John Bouza, President, Bouza & Associates Inc.

Ottawa HI

Gender equality

While I usually make it a practice to avoid Barbara Amiel’s right-wing drivel, I found myself reading her column “How gender politics threatens freedom” (Oct. 6) just to see how offensive it could possibly be. I was blown away. In a world where women are regularly beaten and raped in their homes and where women in the workforce still earn little more than 70 cents to every dollar earned by men, the suggestion that we have gained equality is ridiculous. The statement that we are now the “preferred gender” is not only preposterous, but dangerous. Amiel poses the question about what the fate of John Bobbitt would have been if he had mutilated his wife’s body, and the answer is really very simple—he had been beating and controlling his wife for years, and what had happened to him? Nothing. This is the typical fate of the abuser. It is painfully obvious that women do not control the system that continues to cause their suffering and exploitation.

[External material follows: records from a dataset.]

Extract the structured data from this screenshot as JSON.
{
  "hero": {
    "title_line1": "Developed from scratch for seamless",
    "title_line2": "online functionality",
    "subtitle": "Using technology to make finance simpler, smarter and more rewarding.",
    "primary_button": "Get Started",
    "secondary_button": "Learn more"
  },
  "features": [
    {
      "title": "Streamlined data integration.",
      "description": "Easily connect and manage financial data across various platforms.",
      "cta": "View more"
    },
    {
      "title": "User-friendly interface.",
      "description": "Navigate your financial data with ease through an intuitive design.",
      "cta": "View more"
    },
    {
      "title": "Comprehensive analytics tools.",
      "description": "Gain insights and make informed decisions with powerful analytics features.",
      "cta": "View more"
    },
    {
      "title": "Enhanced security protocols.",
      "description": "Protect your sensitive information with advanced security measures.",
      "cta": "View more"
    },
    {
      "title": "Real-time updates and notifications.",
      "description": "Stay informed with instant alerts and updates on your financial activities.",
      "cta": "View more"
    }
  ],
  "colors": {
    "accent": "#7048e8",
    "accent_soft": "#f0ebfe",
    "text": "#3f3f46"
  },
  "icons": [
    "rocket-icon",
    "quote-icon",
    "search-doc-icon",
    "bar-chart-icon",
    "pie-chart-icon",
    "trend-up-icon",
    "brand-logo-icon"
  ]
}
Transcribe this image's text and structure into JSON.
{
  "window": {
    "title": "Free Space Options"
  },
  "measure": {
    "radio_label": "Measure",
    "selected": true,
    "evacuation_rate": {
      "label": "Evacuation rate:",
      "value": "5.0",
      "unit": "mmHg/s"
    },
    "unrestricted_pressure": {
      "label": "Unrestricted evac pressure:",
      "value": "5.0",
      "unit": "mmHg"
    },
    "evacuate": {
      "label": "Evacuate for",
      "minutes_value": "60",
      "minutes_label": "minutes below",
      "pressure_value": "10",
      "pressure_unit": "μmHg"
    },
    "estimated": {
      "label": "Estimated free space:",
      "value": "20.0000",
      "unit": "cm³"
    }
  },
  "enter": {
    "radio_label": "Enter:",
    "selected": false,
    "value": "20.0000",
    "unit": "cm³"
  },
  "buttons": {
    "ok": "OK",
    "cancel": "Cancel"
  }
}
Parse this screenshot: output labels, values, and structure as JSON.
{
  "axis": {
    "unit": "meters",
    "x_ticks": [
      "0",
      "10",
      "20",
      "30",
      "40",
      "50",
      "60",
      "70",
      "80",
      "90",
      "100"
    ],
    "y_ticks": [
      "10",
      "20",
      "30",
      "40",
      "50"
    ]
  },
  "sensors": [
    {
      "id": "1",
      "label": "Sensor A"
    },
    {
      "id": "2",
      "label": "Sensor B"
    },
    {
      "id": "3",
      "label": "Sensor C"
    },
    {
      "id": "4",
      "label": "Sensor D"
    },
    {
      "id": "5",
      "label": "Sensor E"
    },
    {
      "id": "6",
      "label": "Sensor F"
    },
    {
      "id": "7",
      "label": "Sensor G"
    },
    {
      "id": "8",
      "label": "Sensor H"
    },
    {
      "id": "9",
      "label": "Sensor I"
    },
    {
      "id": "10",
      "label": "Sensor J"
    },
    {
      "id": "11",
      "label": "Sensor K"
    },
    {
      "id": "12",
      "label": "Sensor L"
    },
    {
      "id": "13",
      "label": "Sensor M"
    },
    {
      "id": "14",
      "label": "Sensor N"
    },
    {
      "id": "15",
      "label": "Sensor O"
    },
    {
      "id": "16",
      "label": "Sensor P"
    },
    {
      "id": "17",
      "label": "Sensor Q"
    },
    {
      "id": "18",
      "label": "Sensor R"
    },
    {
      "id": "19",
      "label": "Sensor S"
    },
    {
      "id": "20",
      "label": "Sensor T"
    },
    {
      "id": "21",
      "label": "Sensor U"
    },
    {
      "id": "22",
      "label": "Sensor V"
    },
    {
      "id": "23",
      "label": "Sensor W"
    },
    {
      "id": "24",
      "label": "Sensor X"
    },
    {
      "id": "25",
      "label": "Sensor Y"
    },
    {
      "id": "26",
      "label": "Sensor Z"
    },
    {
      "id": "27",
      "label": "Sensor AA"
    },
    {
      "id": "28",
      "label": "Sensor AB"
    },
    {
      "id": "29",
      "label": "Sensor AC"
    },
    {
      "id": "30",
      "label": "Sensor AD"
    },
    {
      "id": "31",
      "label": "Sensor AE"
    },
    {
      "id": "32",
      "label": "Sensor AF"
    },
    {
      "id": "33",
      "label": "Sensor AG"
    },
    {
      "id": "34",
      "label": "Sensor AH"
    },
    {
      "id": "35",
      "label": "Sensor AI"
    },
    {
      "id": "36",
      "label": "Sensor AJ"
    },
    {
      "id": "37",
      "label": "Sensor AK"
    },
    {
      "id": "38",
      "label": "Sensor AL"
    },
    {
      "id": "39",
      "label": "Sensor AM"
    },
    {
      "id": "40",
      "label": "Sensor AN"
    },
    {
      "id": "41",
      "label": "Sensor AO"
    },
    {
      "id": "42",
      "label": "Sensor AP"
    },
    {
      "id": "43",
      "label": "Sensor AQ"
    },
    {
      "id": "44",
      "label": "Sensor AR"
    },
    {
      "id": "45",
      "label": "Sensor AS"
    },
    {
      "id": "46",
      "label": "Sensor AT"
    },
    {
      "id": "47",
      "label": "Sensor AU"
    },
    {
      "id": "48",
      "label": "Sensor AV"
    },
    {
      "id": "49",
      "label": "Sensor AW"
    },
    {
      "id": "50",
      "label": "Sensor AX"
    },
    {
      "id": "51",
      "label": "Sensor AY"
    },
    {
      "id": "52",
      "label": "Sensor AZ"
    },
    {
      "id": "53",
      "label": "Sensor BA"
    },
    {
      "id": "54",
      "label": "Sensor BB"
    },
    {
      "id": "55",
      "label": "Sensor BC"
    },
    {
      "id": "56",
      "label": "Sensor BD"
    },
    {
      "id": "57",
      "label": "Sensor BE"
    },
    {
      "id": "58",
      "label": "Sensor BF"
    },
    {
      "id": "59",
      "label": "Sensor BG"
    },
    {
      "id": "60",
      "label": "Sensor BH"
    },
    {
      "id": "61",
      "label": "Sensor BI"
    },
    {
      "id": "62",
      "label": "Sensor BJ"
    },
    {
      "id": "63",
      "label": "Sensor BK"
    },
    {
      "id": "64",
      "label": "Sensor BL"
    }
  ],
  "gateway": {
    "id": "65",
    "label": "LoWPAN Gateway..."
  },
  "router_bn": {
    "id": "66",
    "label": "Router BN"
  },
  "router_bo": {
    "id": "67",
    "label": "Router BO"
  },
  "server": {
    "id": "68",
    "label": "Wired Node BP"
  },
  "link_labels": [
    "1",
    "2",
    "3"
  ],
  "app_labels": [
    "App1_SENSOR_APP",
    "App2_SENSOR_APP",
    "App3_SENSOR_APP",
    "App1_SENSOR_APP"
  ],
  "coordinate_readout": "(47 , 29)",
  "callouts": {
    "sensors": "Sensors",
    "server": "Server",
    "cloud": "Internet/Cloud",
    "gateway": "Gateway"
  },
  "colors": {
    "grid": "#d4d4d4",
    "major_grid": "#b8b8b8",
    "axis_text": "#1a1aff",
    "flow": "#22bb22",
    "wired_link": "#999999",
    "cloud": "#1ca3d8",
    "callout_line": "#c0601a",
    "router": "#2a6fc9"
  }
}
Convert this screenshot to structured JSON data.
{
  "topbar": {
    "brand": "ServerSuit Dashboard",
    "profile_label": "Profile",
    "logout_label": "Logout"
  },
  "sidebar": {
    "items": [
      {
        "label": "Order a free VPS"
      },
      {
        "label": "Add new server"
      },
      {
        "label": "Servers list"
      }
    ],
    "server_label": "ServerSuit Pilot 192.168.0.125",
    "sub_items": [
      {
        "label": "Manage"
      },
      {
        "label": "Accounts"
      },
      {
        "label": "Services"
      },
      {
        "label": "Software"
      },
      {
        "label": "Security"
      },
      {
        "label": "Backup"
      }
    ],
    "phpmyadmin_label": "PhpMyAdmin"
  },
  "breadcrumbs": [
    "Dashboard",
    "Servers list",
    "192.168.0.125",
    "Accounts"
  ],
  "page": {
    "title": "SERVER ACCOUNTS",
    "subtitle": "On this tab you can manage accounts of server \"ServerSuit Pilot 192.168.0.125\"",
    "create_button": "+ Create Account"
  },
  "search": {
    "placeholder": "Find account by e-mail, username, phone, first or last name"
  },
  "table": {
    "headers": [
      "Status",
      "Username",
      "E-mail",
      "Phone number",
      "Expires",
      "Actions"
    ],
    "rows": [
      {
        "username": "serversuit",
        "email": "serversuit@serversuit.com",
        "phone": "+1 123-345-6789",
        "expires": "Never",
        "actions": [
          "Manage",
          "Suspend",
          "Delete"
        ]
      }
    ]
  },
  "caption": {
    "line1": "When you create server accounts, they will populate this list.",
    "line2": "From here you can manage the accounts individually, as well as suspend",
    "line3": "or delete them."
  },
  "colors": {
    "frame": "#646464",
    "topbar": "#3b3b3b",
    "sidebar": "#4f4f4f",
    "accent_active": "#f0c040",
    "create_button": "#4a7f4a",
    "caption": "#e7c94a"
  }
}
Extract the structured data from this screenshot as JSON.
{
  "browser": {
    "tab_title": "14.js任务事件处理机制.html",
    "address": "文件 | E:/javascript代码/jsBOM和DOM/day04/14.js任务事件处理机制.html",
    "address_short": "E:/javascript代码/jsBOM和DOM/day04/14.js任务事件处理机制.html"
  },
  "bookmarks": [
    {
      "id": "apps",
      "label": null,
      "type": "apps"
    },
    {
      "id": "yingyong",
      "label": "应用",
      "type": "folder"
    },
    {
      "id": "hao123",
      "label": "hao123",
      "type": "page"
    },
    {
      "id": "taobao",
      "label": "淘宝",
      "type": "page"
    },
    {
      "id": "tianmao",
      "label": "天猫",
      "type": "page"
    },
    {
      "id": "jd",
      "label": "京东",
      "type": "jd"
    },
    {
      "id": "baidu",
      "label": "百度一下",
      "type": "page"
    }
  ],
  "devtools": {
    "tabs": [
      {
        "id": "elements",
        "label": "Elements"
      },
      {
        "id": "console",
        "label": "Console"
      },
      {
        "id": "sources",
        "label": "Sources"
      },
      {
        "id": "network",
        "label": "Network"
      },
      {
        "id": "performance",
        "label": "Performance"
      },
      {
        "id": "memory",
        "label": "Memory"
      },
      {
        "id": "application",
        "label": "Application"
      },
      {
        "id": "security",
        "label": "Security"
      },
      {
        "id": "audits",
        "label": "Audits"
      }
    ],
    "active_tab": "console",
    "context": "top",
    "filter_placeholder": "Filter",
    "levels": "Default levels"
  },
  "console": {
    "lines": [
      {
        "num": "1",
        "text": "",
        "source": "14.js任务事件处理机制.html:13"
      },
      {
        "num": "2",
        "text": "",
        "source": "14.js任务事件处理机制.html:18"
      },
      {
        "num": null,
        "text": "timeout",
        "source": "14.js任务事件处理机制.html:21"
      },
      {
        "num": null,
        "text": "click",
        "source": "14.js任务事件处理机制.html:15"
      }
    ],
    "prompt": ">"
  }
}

Julie Singleton, Kingston, Ont. SI

Alternative doctoring

In case some readers are left with the impression that we have solved the problem of access to alternative therapies in Ontario, that is far from the truth (“Freedom of choice,” Health, Oct. 6). The Ontario College of Physicians has thumbed its nose at the democratic process by calling the alternative medicine bill that I helped design a “threat to health.” Not only is it continuing to prosecute Dr. Jozef Krop for practising alternative methods, but it is also targeting some additional alternative doctors. If college council members continue to refuse to negotiate with our citizen groups, we will be forced to, at the very least, lobby for further legislation that could replace the college with an up-to-date body.

Dr Jerry Green, Toronto JH